In other McDonald’s news, last month, a brand-new McDonald’s location seemingly in the middle of nowhere in Saint-François, Laval, Quebec (8075 Avenue Marcel-Villeneuve) went viral on TikTok when a user discovered that the rural location was not running on electricity, rather, a generator. On the topic of real estate, TikTok users weighed in, questioning whether the bigwigs at McDonald’s knew something we didn’t in terms of potential future developments surrounding the now-remote location.
While new McDonald’s locations continue to emerge, others are closing their doors. For example, “The World’s Worst McDonalds,” an infamous spot located on downtown Ottawa’s Rideau Street that operated since 1985, shut its doors this past April after its lease expired. This came after years of making a name for itself among the tens of thousands of McDonald’s locations globally for the violence, debauchery, and even raccoon fights that characterized the location. Many pointed to factors like homelessness and drug addiction as the main causes.
The infamous Ottawa McDonalds before it closed its doors.(Shutterstock)
Some locations are closing their doors to make way for changing times. In Toronto’s family-filled Leaside neighbourhood, a long-time beloved McDonald’s location at Eglinton and Bayview Avenues was shuttered in 2016 to make way for a stop on the (hopefully) upcoming Eglinton Crosstown LRT. In Toronto, a handful of McDonald’s locations have closed to make way for condos. This includes a long-time location at King and Dufferin Streets in 2020 and – just up the road – the closure of a 1978-opened location at King and Dupont Streets in late 2021. In Vancouver last month, McDonald’s Canada sold its iconic 1972-built location next to the Main Street SkyTrain to developers to create a mixed-use development with rental housing.
Despite the closing of these long-time family go-to spots, McDonald’s Canada is in good shape (and the pandemic-inspired take-off of food delivery apps doesn’t hurt). In its most recent Q3 financial report, McDonald corporation outlines a systemwide sales growth of 11%, stating that segment performance was driven by strong comparable sales in most markets, led by the U.K., Germany, and Canada.
Although Canada may admittedly lack conversation-starting creative design when it comes to its McDonald’s locations – compared to a restaurant in New Zealand that features a decommissioned airplane as part of its layout, a massive storefront-sized Happy Meal in Texas, or a UFO-shaped spot in New Mexico – the brand remains a consistent staple for Canadians of all ages (and, now, dietary restrictions).
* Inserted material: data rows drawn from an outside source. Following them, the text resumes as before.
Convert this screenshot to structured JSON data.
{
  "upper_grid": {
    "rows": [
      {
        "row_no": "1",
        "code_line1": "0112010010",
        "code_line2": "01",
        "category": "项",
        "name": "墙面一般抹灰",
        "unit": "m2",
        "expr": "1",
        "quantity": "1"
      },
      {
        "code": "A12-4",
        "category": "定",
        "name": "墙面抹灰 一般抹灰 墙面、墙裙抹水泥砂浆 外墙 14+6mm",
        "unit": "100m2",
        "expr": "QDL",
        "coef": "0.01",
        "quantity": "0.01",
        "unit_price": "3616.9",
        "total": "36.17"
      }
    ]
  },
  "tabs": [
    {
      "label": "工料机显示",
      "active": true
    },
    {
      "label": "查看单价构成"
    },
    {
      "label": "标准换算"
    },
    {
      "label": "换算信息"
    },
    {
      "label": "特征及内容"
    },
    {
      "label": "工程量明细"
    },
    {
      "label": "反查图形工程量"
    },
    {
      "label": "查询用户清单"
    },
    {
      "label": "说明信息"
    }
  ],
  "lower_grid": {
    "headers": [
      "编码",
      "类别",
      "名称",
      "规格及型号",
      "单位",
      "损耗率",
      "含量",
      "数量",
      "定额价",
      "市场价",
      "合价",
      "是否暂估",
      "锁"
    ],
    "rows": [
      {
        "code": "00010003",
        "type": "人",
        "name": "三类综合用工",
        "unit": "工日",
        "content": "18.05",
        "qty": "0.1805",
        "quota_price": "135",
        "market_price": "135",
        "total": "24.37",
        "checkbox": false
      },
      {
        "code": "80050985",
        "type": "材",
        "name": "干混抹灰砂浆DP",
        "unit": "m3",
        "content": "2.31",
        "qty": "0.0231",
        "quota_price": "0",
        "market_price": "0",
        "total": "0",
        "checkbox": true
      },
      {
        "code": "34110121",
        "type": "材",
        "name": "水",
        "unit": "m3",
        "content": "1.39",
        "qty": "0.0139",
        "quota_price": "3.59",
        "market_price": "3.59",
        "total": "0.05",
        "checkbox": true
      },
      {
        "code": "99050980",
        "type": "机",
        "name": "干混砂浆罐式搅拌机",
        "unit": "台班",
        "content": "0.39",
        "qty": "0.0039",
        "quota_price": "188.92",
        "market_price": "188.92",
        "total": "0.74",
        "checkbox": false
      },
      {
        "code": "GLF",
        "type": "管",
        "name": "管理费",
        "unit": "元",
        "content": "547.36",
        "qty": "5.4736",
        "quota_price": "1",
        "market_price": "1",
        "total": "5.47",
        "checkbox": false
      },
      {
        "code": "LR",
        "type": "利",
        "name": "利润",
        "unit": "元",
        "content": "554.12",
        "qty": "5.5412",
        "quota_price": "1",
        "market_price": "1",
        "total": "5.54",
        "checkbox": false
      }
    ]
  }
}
While Tim Horton’s holds the title of Canada’s largest fast food chain, with 4,268 locations, McDonald’s famous golden arches continue to dot both urban and rural landscapes from coast to coast, offering an appreciated and familiar sight.
Of course, it was Cohon who kickstarted this in Canada, making a name for himself in the process – whether for his charitable work, which included bringing the Ronald McDonald House Charities to Canada, and famously saving Toronto’s Santa Claus Parade in 1982 when a lead sponsor pulled out.
Rolling in circles with Canada’s biggest business figures and politicians, Cohon became a Canadian citizen in 1973 and was honoured as a member of the Order of Canada in 1988. He served as President and CEO of McDonald’s Canada for decades and will be remembered for both his business savviness and his perpetual efforts to give back.